» **WHAT YOU NEED TO DO**:
Every entry that follows should be written out again exactly.

**** EXERCISE INPUT ****

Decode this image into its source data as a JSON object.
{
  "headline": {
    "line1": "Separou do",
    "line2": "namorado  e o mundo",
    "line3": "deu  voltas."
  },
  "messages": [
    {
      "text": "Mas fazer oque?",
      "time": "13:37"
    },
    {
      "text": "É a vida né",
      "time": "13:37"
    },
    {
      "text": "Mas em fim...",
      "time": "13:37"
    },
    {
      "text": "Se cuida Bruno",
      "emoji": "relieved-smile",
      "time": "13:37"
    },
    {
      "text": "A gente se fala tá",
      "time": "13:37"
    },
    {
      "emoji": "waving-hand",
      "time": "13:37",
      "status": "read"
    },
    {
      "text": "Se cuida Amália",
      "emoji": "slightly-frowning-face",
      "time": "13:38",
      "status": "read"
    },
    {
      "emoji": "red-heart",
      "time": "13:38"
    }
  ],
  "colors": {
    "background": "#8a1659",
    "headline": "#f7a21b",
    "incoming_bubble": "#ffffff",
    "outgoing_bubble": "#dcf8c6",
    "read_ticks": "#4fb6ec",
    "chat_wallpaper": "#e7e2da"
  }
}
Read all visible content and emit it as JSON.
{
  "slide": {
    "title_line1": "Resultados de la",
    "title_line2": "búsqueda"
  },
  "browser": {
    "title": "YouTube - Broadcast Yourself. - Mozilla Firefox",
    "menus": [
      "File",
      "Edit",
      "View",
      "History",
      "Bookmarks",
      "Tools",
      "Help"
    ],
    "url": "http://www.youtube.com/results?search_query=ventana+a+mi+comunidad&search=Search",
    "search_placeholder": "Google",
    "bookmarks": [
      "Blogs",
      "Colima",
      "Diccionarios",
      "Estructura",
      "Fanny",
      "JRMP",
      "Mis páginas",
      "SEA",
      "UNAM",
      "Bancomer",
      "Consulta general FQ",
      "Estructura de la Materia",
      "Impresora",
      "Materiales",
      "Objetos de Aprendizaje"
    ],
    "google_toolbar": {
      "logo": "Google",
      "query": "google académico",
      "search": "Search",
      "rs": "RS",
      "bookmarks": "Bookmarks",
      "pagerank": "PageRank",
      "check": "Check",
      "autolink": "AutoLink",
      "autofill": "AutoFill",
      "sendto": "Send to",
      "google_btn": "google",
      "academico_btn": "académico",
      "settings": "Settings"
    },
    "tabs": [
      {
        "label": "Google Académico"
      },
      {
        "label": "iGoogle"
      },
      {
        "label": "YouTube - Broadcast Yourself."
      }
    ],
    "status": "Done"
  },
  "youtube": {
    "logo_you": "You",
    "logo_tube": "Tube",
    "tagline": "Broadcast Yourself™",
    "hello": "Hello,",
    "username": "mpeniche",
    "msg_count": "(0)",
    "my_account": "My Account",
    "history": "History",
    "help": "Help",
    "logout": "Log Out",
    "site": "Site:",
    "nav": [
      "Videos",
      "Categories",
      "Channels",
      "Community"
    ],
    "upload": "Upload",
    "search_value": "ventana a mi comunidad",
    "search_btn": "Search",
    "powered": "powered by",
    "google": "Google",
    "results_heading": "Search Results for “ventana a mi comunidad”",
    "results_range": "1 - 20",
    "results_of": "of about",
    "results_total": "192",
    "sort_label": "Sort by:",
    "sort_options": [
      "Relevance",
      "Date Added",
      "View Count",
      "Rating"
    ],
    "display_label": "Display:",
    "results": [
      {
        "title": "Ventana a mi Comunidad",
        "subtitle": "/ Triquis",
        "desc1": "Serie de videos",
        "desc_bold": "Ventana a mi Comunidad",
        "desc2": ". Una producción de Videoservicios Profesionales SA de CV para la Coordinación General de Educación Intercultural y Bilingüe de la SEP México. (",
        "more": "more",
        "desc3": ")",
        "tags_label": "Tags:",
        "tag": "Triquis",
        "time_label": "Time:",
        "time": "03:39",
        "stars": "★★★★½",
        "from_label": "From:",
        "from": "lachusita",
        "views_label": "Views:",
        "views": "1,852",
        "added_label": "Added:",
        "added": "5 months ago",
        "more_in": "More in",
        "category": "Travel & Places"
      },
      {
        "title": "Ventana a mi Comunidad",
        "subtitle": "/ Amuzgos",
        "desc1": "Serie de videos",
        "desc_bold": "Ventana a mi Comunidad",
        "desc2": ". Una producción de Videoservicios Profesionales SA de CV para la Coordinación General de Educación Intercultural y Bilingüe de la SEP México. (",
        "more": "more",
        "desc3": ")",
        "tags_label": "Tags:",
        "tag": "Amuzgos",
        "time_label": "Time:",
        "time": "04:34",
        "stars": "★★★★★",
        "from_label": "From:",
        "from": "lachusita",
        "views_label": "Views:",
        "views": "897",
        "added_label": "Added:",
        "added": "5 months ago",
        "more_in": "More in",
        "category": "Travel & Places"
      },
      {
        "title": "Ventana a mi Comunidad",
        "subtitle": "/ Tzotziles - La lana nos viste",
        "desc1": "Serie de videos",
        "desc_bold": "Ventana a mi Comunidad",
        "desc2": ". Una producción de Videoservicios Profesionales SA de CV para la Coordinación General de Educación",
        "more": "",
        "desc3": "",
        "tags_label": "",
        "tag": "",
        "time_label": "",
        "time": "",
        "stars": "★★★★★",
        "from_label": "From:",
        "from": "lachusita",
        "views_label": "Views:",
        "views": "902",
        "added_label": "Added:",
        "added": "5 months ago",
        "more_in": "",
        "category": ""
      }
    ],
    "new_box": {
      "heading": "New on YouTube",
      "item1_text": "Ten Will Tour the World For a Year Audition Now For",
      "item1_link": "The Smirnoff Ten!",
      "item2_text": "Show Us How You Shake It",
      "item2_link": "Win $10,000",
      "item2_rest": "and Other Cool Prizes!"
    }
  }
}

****

» **ANSWER SPACE**:
Decode this image into its source data as a JSON object.
{
  "headline": {
    "line1": "Separou do",
    "line2": "namorado  e o mundo",
    "line3": "deu  voltas."
  },
  "messages": [
    {
      "text": "Mas fazer oque?",
      "time": "13:37"
    },
    {
      "text": "É a vida né",
      "time": "13:37"
    },
    {
      "text": "Mas em fim...",
      "time": "13:37"
    },
    {
      "text": "Se cuida Bruno",
      "emoji": "relieved-smile",
      "time": "13:37"
    },
    {
      "text": "A gente se fala tá",
      "time": "13:37"
    },
    {
      "emoji": "waving-hand",
      "time": "13:37",
      "status": "read"
    },
    {
      "text": "Se cuida Amália",
      "emoji": "slightly-frowning-face",
      "time": "13:38",
      "status": "read"
    },
    {
      "emoji": "red-heart",
      "time": "13:38"
    }
  ],
  "colors": {
    "background": "#8a1659",
    "headline": "#f7a21b",
    "incoming_bubble": "#ffffff",
    "outgoing_bubble": "#dcf8c6",
    "read_ticks": "#4fb6ec",
    "chat_wallpaper": "#e7e2da"
  }
}
Read all visible content and emit it as JSON.
{
  "slide": {
    "title_line1": "Resultados de la",
    "title_line2": "búsqueda"
  },
  "browser": {
    "title": "YouTube - Broadcast Yourself. - Mozilla Firefox",
    "menus": [
      "File",
      "Edit",
      "View",
      "History",
      "Bookmarks",
      "Tools",
      "Help"
    ],
    "url": "http://www.youtube.com/results?search_query=ventana+a+mi+comunidad&search=Search",
    "search_placeholder": "Google",
    "bookmarks": [
      "Blogs",
      "Colima",
      "Diccionarios",
      "Estructura",
      "Fanny",
      "JRMP",
      "Mis páginas",
      "SEA",
      "UNAM",
      "Bancomer",
      "Consulta general FQ",
      "Estructura de la Materia",
      "Impresora",
      "Materiales",
      "Objetos de Aprendizaje"
    ],
    "google_toolbar": {
      "logo": "Google",
      "query": "google académico",
      "search": "Search",
      "rs": "RS",
      "bookmarks": "Bookmarks",
      "pagerank": "PageRank",
      "check": "Check",
      "autolink": "AutoLink",
      "autofill": "AutoFill",
      "sendto": "Send to",
      "google_btn": "google",
      "academico_btn": "académico",
      "settings": "Settings"
    },
    "tabs": [
      {
        "label": "Google Académico"
      },
      {
        "label": "iGoogle"
      },
      {
        "label": "YouTube - Broadcast Yourself."
      }
    ],
    "status": "Done"
  },
  "youtube": {
    "logo_you": "You",
    "logo_tube": "Tube",
    "tagline": "Broadcast Yourself™",
    "hello": "Hello,",
    "username": "mpeniche",
    "msg_count": "(0)",
    "my_account": "My Account",
    "history": "History",
    "help": "Help",
    "logout": "Log Out",
    "site": "Site:",
    "nav": [
      "Videos",
      "Categories",
      "Channels",
      "Community"
    ],
    "upload": "Upload",
    "search_value": "ventana a mi comunidad",
    "search_btn": "Search",
    "powered": "powered by",
    "google": "Google",
    "results_heading": "Search Results for “ventana a mi comunidad”",
    "results_range": "1 - 20",
    "results_of": "of about",
    "results_total": "192",
    "sort_label": "Sort by:",
    "sort_options": [
      "Relevance",
      "Date Added",
      "View Count",
      "Rating"
    ],
    "display_label": "Display:",
    "results": [
      {
        "title": "Ventana a mi Comunidad",
        "subtitle": "/ Triquis",
        "desc1": "Serie de videos",
        "desc_bold": "Ventana a mi Comunidad",
        "desc2": ". Una producción de Videoservicios Profesionales SA de CV para la Coordinación General de Educación Intercultural y Bilingüe de la SEP México. (",
        "more": "more",
        "desc3": ")",
        "tags_label": "Tags:",
        "tag": "Triquis",
        "time_label": "Time:",
        "time": "03:39",
        "stars": "★★★★½",
        "from_label": "From:",
        "from": "lachusita",
        "views_label": "Views:",
        "views": "1,852",
        "added_label": "Added:",
        "added": "5 months ago",
        "more_in": "More in",
        "category": "Travel & Places"
      },
      {
        "title": "Ventana a mi Comunidad",
        "subtitle": "/ Amuzgos",
        "desc1": "Serie de videos",
        "desc_bold": "Ventana a mi Comunidad",
        "desc2": ". Una producción de Videoservicios Profesionales SA de CV para la Coordinación General de Educación Intercultural y Bilingüe de la SEP México. (",
        "more": "more",
        "desc3": ")",
        "tags_label": "Tags:",
        "tag": "Amuzgos",
        "time_label": "Time:",
        "time": "04:34",
        "stars": "★★★★★",
        "from_label": "From:",
        "from": "lachusita",
        "views_label": "Views:",
        "views": "897",
        "added_label": "Added:",
        "added": "5 months ago",
        "more_in": "More in",
        "category": "Travel & Places"
      },
      {
        "title": "Ventana a mi Comunidad",
        "subtitle": "/ Tzotziles - La lana nos viste",
        "desc1": "Serie de videos",
        "desc_bold": "Ventana a mi Comunidad",
        "desc2": ". Una producción de Videoservicios Profesionales SA de CV para la Coordinación General de Educación",
        "more": "",
        "desc3": "",
        "tags_label": "",
        "tag": "",
        "time_label": "",
        "time": "",
        "stars": "★★★★★",
        "from_label": "From:",
        "from": "lachusita",
        "views_label": "Views:",
        "views": "902",
        "added_label": "Added:",
        "added": "5 months ago",
        "more_in": "",
        "category": ""
      }
    ],
    "new_box": {
      "heading": "New on YouTube",
      "item1_text": "Ten Will Tour the World For a Year Audition Now For",
      "item1_link": "The Smirnoff Ten!",
      "item2_text": "Show Us How You Shake It",
      "item2_link": "Win $10,000",
      "item2_rest": "and Other Cool Prizes!"
    }
  }
}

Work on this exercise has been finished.